— ACTIVITY —
From the entries below, work out how many lines contain the string "Martha"; answer with the number alone.

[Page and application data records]
============================================================

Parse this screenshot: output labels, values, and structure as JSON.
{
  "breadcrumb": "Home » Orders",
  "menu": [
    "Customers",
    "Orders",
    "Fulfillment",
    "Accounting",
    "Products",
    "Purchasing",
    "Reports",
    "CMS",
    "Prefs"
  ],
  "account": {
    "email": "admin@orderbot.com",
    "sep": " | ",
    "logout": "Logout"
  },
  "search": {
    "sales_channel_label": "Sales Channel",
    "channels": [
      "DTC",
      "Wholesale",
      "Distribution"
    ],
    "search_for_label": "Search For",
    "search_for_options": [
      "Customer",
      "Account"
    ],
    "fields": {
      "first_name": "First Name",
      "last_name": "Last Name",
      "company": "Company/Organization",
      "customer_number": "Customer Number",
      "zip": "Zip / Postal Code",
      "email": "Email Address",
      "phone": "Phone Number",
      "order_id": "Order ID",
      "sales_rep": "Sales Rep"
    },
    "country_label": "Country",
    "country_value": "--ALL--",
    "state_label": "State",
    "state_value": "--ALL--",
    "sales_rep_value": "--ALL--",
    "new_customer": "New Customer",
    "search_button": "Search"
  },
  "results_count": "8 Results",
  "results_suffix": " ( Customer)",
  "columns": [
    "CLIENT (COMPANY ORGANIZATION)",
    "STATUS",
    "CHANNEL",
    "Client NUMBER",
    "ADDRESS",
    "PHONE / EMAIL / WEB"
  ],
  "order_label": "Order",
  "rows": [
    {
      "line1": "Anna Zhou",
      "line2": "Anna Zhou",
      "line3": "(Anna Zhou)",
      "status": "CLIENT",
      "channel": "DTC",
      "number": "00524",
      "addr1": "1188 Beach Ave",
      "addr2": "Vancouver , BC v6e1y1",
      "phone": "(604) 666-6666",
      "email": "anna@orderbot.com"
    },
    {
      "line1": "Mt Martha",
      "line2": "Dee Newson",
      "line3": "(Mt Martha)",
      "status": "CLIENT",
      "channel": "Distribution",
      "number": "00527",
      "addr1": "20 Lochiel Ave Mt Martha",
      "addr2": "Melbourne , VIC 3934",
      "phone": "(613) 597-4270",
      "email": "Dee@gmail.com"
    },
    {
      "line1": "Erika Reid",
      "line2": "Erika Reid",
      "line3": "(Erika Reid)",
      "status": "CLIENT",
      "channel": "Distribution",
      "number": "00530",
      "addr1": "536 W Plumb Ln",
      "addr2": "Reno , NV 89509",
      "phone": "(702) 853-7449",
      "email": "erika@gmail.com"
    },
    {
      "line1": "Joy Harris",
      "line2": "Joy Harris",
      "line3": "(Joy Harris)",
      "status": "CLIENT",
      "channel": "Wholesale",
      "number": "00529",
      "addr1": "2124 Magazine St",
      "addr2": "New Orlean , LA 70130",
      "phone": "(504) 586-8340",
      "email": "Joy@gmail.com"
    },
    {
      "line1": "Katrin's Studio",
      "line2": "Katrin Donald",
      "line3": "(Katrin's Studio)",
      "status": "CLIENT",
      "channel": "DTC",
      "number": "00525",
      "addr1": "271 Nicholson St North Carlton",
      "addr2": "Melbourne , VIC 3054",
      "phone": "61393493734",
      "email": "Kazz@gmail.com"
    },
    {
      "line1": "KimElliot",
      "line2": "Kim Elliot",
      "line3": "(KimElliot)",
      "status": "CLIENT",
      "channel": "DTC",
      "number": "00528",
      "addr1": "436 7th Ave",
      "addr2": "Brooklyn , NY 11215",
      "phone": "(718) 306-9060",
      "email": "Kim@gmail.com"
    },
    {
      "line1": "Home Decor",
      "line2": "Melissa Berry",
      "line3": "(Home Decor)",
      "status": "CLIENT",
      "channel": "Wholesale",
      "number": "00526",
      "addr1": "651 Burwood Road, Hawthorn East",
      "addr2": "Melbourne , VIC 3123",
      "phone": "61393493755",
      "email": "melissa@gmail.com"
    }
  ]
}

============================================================

— RESPONSE FOR THIS EXERCISE —
3